The largest moth in the world.  Winter cocoons are dormant. You can choose whether to incubate them or keep them cold until the spring. To get them to emerge, raise the temperature to 15 degrees C, and gradually up to 30 degrees C or more, and very humid. They need very warm and humid tropical conditions. When hot, soak the cocoons at least once or twice daily. 

It is probably better to keep them cool (8 -12 degrees C) and dormant until mid-April, or even May, then raise the temperature and humidity as described above.  They will respond better to summer conditions.

Pairing is achieved in a cage that is ample for the size of the moths but not so large that they can become too separated.

Larvae feed on Privet Ligustrum and are easily reared in warm and moist conditions.  Atlas larvae will also feed on Tree of Heaven Ailanthus, Osier Willow Salix viminalis, Citrus and undoubtedly a number of other substitute plants outside their normal habitat.

Owl Butterfly Caligo species 4 pupae
Availability: NOW

Owl Butterfly Caligo pupae South America

By any standards, these are huge butterflies, with impressive colouring and markings, both on the upperside and with the owl-like underside. The pupae will be unspecified species but will all produce magnificent and breath-taking butterflies.

Owl Butterflies fly at dusk and dawn in particular, so they like low light conditions.

The pupae are massive, pretty well as big as any other in the world. They are naturally formed on Banana trees, which are the foodplant of the larvae, and they resemble the spent and decaying banana fronds around the trunk. Hang the pupae in an emerging cage, out of the sun, but in warm and moist conditions. A greenhouse is ideal. Let the butterflies feed on dishes of rotting fruit and do include banana, which they really love.

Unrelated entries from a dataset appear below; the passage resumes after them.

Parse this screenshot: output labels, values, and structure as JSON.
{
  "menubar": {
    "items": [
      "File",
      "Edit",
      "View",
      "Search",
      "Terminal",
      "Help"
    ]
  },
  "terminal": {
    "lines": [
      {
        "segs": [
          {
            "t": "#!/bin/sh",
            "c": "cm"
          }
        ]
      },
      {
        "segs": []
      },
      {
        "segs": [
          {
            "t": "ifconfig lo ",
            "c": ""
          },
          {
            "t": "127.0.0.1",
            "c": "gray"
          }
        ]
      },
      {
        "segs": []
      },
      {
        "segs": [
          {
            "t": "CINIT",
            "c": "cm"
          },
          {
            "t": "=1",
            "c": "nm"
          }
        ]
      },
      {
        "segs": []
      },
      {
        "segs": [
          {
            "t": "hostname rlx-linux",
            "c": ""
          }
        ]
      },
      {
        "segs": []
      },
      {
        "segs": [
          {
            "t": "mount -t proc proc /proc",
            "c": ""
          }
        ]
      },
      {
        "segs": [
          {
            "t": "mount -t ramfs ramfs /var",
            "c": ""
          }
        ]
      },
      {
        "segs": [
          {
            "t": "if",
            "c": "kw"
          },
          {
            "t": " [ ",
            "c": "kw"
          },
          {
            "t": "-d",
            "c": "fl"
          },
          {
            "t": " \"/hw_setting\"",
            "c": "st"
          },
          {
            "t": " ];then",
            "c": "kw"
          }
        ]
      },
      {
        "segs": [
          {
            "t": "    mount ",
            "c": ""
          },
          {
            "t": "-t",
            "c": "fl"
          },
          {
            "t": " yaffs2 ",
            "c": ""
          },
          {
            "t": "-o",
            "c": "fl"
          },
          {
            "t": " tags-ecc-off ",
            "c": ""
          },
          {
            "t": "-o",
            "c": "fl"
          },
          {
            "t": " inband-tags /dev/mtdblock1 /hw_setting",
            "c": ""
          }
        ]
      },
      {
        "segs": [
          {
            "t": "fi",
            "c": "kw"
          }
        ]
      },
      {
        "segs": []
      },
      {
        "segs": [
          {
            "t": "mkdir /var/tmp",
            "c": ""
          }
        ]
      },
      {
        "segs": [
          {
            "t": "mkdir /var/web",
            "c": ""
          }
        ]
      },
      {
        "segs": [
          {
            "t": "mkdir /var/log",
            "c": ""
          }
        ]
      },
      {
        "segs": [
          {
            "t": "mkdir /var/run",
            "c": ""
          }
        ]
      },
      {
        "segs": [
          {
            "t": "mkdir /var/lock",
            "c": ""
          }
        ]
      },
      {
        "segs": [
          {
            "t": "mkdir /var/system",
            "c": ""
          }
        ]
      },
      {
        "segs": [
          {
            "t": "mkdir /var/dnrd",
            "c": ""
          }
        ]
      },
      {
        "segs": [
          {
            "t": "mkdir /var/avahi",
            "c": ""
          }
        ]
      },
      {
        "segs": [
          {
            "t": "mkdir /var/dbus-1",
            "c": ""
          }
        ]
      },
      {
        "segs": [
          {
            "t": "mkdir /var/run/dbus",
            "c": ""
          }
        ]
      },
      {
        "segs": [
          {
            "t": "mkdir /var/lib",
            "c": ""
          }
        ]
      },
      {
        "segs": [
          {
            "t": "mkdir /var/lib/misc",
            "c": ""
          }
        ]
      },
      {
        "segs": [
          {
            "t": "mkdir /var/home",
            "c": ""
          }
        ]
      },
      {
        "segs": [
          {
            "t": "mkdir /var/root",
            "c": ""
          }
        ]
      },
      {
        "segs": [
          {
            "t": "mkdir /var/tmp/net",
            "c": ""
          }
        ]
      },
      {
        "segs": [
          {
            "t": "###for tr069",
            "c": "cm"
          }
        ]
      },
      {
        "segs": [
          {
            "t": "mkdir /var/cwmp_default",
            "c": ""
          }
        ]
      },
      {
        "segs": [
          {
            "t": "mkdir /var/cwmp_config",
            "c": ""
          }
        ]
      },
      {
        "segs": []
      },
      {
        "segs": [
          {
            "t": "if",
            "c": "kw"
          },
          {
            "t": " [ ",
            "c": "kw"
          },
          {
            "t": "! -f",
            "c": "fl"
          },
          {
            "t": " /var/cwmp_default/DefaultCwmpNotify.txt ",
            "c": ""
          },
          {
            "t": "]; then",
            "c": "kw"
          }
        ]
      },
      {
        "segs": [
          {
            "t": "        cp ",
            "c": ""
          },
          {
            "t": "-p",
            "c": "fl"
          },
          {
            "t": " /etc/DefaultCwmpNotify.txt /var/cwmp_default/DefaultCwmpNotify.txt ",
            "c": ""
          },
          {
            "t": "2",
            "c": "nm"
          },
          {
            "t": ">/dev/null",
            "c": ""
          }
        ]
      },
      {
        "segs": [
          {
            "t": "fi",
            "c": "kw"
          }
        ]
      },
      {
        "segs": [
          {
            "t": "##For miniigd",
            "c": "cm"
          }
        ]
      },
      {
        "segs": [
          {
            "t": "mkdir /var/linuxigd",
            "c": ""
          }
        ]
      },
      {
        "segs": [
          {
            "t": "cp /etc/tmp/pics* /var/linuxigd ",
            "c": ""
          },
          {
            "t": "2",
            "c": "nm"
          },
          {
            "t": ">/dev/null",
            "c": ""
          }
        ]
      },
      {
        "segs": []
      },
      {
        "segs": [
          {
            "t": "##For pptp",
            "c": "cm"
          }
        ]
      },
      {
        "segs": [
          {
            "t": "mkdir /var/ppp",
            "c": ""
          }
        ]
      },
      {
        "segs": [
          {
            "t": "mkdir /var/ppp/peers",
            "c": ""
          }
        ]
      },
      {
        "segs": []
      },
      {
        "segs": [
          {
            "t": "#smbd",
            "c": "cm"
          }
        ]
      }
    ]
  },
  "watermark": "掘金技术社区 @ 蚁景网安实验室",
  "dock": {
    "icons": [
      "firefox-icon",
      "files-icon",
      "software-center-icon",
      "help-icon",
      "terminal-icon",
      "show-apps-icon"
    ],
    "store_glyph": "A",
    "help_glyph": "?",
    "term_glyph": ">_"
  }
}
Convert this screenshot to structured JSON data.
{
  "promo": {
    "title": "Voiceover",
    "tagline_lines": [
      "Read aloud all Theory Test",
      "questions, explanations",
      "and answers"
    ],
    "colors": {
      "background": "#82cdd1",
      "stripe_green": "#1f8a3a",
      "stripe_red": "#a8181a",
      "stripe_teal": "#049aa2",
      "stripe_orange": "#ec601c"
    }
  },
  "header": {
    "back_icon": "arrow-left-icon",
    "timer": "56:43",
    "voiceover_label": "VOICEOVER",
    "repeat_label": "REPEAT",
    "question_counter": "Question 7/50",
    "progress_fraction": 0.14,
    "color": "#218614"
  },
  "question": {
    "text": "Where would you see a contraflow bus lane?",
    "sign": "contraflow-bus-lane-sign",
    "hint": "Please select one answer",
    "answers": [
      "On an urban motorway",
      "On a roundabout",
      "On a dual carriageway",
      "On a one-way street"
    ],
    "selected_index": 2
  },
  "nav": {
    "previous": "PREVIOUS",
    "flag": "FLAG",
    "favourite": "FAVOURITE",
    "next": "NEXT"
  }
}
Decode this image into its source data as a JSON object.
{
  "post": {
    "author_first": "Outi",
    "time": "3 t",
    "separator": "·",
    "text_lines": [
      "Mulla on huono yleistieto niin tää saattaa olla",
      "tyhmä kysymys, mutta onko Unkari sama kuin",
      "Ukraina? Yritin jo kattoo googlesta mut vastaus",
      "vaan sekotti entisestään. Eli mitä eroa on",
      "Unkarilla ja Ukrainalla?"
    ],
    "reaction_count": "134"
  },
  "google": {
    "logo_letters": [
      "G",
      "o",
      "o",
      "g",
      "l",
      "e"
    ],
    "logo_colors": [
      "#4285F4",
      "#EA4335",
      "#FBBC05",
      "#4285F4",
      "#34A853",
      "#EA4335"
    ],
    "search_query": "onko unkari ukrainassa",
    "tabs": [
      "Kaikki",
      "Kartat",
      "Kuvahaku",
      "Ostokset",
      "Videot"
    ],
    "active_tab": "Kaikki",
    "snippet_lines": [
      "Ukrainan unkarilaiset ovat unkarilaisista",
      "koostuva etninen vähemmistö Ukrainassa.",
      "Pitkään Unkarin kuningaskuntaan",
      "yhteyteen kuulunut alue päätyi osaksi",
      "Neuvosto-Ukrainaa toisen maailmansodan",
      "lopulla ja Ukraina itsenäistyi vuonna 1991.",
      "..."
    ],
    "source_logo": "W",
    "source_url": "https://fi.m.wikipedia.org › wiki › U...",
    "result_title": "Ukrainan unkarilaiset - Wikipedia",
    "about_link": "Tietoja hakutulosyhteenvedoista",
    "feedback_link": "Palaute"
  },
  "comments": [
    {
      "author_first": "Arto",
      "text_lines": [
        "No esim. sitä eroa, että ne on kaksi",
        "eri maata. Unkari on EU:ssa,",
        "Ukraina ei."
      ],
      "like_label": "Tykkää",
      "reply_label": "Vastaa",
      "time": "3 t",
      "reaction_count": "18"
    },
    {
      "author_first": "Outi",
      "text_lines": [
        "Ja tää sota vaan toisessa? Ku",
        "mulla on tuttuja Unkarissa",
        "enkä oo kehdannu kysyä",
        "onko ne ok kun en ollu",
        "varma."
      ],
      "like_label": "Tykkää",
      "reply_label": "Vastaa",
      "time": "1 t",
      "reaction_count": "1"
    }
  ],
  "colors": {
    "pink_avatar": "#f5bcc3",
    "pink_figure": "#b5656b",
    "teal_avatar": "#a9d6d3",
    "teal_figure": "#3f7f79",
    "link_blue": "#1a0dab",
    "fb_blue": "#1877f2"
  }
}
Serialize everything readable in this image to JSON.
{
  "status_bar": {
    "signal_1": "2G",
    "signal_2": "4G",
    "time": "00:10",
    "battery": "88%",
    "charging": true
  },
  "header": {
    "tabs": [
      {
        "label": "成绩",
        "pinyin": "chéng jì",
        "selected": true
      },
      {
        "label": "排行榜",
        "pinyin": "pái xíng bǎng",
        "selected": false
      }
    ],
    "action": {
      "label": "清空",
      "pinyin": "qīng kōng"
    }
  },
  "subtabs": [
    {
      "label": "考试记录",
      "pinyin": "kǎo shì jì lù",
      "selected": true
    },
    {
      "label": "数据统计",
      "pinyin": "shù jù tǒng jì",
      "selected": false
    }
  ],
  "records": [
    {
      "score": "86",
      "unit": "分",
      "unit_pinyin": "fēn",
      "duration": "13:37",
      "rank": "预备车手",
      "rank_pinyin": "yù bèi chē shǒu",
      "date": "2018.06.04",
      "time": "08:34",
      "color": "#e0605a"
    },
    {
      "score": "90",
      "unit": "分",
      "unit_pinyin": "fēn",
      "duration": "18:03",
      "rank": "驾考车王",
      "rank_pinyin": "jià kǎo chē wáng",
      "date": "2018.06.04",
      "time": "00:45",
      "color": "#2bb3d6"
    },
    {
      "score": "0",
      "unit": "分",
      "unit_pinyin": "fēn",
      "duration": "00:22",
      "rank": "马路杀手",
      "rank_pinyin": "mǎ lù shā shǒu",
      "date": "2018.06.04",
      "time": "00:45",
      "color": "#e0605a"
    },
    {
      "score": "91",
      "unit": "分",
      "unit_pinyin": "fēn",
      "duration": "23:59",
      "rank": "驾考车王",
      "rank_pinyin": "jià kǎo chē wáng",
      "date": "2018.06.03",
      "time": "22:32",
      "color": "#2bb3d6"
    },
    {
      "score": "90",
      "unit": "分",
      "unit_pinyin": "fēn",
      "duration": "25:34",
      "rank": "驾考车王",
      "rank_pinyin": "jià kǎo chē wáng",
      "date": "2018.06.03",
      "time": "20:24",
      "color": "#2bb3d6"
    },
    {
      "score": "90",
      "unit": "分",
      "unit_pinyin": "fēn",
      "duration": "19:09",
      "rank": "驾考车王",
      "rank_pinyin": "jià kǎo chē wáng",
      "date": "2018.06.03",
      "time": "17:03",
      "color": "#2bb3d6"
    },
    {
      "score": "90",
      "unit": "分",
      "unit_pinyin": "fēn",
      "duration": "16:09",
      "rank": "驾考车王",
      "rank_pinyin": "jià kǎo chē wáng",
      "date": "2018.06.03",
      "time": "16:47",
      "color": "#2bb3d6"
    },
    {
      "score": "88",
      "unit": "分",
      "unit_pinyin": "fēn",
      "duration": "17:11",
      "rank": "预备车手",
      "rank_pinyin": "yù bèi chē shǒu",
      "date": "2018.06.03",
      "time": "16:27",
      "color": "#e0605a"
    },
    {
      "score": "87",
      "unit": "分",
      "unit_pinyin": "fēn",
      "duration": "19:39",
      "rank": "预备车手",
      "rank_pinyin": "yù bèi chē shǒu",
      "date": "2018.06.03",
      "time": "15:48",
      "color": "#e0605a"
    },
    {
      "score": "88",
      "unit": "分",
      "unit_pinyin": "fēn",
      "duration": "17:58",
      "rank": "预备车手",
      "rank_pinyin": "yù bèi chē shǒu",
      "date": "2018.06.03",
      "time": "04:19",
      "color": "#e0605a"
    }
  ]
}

Provide warmth and humidity that the pupae normally experience in the tropics and sub tropics. About 30°C is ideal, and humidity above 70%. The butterflies like a warm greenhouse containing nectar plants, and this is the best place also for the emerging cage for the pupae. Shade the cage from direct sun which is too harsh.

It’s a good idea to suspend the pupae. To do this, use a stick or wooden rod held horizontally. Apply a very thin line of contact adhesive eg Evostick along the rod. Lay the rod on a table and, when it is tacky but not yet set hard, touch the tails of the pupae on the line of glue. Warning: excess glue actually kills the pupa, so use just a very thin line. When the glue has set you can pick up the stick, with all the pupae hanging vertically from it.

If you don’t wish to suspend the pupae they can be laid on corrugated card. The surface must remain clean and rough. For hygiene the corrugated card needs to be replaced every few days.

Chinese Oak Silkmoth Antheraea pernyi Large cocoons fresh from CHINA
Availability: Winter

Chinese Oak Silkmoth Antheraea pernyi Large cocoons fresh from CHINA

Highly recommended for those who are looking for a spectacular moth, with LARGE exotic larvae: easily reared.  

This species used to be universally available. Over the years captive bred stocks have disappointingly become in-bred. We now have strong wild Chinese stock, starting with cocoons available from October 2019, and orders can be taken now for eggs and larvae available from May 2020.

A large species, and probably the best for beginners. Moths emerge in the spring. They pair very easily.

Eggs are laid on the sides of the cage. The larvae feed on Oak, Apple, Hawthorn, Beech, Willow and undoubtedly other trees and shrubs. Black at first, the larvae become green, with decorations of orange. The larvae become very large and eat a great deal of food. Although an oriental species, pernyi  has now become established in Europe.

There are two generations of moths each summer.